DATA IN THIS EXERCISE Start Marker

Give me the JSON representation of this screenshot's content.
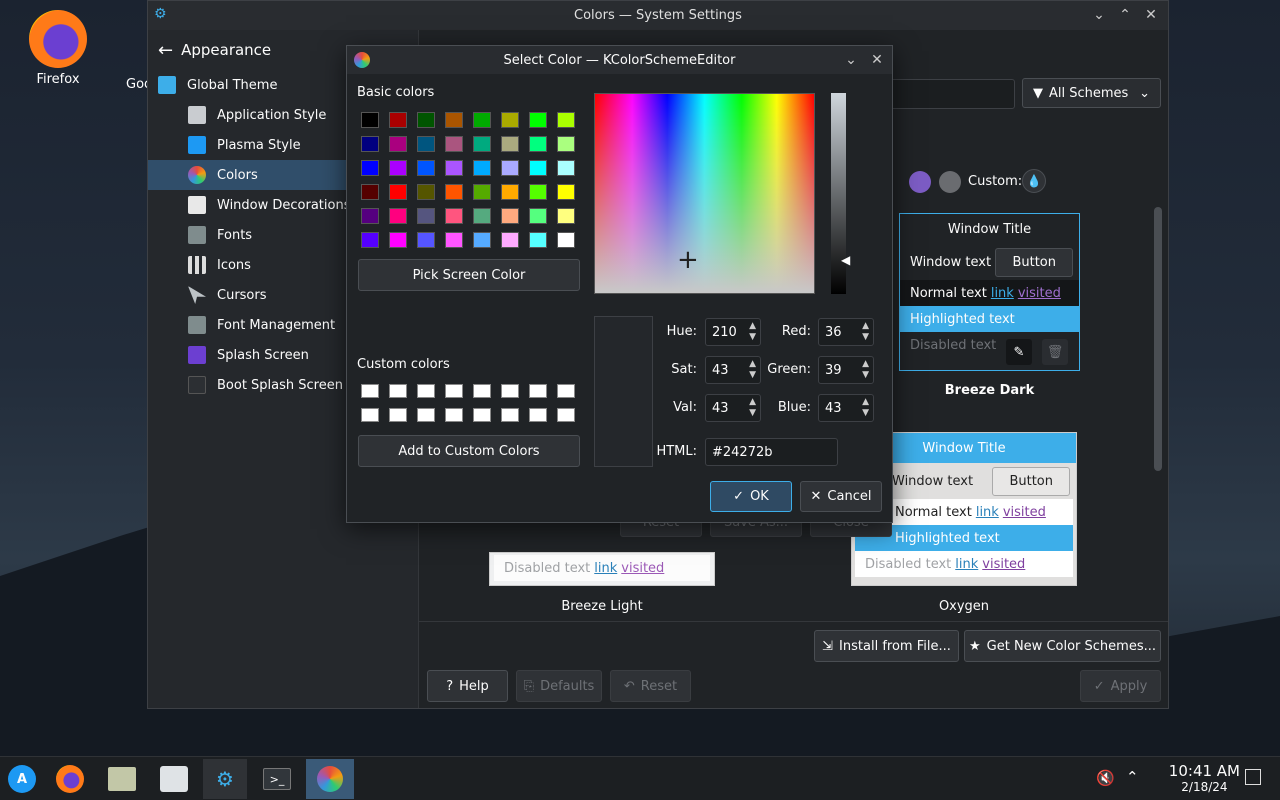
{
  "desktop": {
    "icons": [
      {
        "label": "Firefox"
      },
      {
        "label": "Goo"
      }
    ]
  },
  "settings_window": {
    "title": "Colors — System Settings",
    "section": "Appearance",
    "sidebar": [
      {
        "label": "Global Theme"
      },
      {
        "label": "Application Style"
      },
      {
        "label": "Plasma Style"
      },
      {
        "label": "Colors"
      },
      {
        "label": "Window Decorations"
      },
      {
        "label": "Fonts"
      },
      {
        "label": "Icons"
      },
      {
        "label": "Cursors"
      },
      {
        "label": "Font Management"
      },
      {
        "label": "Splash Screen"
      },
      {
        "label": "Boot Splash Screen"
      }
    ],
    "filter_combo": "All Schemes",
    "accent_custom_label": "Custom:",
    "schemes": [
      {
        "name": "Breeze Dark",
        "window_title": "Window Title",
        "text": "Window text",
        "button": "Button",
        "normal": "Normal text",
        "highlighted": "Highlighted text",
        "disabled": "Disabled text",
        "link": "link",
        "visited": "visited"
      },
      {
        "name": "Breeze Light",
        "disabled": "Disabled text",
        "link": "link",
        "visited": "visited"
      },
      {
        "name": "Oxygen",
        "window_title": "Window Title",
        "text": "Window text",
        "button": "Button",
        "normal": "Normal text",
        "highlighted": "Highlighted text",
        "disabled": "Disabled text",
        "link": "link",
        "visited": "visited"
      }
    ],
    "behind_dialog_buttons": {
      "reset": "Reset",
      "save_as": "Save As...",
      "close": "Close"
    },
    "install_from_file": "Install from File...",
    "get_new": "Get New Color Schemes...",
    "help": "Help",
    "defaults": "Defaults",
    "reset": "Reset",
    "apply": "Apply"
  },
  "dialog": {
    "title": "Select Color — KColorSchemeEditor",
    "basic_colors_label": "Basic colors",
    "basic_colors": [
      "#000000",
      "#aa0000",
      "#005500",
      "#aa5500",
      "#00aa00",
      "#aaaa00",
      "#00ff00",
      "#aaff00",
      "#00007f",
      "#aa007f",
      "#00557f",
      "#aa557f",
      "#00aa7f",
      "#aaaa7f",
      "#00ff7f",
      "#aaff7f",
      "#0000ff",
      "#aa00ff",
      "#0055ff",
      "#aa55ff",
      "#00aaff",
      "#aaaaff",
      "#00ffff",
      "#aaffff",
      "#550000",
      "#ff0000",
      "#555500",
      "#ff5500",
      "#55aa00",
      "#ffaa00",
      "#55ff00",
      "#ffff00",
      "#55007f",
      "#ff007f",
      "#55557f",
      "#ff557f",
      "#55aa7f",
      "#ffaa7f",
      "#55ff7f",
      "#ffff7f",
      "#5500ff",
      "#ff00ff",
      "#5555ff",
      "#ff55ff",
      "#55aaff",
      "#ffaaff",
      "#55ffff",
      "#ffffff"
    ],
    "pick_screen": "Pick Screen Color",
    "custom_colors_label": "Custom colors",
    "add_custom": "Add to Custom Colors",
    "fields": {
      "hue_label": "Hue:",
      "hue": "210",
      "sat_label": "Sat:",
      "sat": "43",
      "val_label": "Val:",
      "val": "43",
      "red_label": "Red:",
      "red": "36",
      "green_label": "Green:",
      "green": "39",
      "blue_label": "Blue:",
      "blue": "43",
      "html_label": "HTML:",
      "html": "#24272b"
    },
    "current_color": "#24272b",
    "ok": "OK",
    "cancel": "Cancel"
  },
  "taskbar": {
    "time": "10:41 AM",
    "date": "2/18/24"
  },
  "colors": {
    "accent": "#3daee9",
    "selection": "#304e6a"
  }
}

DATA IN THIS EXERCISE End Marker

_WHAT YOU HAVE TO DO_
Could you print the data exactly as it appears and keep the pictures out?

_RESULT OF THIS TASK_
Give me the JSON representation of this screenshot's content.
{
  "desktop": {
    "icons": [
      {
        "label": "Firefox"
      },
      {
        "label": "Goo"
      }
    ]
  },
  "settings_window": {
    "title": "Colors — System Settings",
    "section": "Appearance",
    "sidebar": [
      {
        "label": "Global Theme"
      },
      {
        "label": "Application Style"
      },
      {
        "label": "Plasma Style"
      },
      {
        "label": "Colors"
      },
      {
        "label": "Window Decorations"
      },
      {
        "label": "Fonts"
      },
      {
        "label": "Icons"
      },
      {
        "label": "Cursors"
      },
      {
        "label": "Font Management"
      },
      {
        "label": "Splash Screen"
      },
      {
        "label": "Boot Splash Screen"
      }
    ],
    "filter_combo": "All Schemes",
    "accent_custom_label": "Custom:",
    "schemes": [
      {
        "name": "Breeze Dark",
        "window_title": "Window Title",
        "text": "Window text",
        "button": "Button",
        "normal": "Normal text",
        "highlighted": "Highlighted text",
        "disabled": "Disabled text",
        "link": "link",
        "visited": "visited"
      },
      {
        "name": "Breeze Light",
        "disabled": "Disabled text",
        "link": "link",
        "visited": "visited"
      },
      {
        "name": "Oxygen",
        "window_title": "Window Title",
        "text": "Window text",
        "button": "Button",
        "normal": "Normal text",
        "highlighted": "Highlighted text",
        "disabled": "Disabled text",
        "link": "link",
        "visited": "visited"
      }
    ],
    "behind_dialog_buttons": {
      "reset": "Reset",
      "save_as": "Save As...",
      "close": "Close"
    },
    "install_from_file": "Install from File...",
    "get_new": "Get New Color Schemes...",
    "help": "Help",
    "defaults": "Defaults",
    "reset": "Reset",
    "apply": "Apply"
  },
  "dialog": {
    "title": "Select Color — KColorSchemeEditor",
    "basic_colors_label": "Basic colors",
    "basic_colors": [
      "#000000",
      "#aa0000",
      "#005500",
      "#aa5500",
      "#00aa00",
      "#aaaa00",
      "#00ff00",
      "#aaff00",
      "#00007f",
      "#aa007f",
      "#00557f",
      "#aa557f",
      "#00aa7f",
      "#aaaa7f",
      "#00ff7f",
      "#aaff7f",
      "#0000ff",
      "#aa00ff",
      "#0055ff",
      "#aa55ff",
      "#00aaff",
      "#aaaaff",
      "#00ffff",
      "#aaffff",
      "#550000",
      "#ff0000",
      "#555500",
      "#ff5500",
      "#55aa00",
      "#ffaa00",
      "#55ff00",
      "#ffff00",
      "#55007f",
      "#ff007f",
      "#55557f",
      "#ff557f",
      "#55aa7f",
      "#ffaa7f",
      "#55ff7f",
      "#ffff7f",
      "#5500ff",
      "#ff00ff",
      "#5555ff",
      "#ff55ff",
      "#55aaff",
      "#ffaaff",
      "#55ffff",
      "#ffffff"
    ],
    "pick_screen": "Pick Screen Color",
    "custom_colors_label": "Custom colors",
    "add_custom": "Add to Custom Colors",
    "fields": {
      "hue_label": "Hue:",
      "hue": "210",
      "sat_label": "Sat:",
      "sat": "43",
      "val_label": "Val:",
      "val": "43",
      "red_label": "Red:",
      "red": "36",
      "green_label": "Green:",
      "green": "39",
      "blue_label": "Blue:",
      "blue": "43",
      "html_label": "HTML:",
      "html": "#24272b"
    },
    "current_color": "#24272b",
    "ok": "OK",
    "cancel": "Cancel"
  },
  "taskbar": {
    "time": "10:41 AM",
    "date": "2/18/24"
  },
  "colors": {
    "accent": "#3daee9",
    "selection": "#304e6a"
  }
}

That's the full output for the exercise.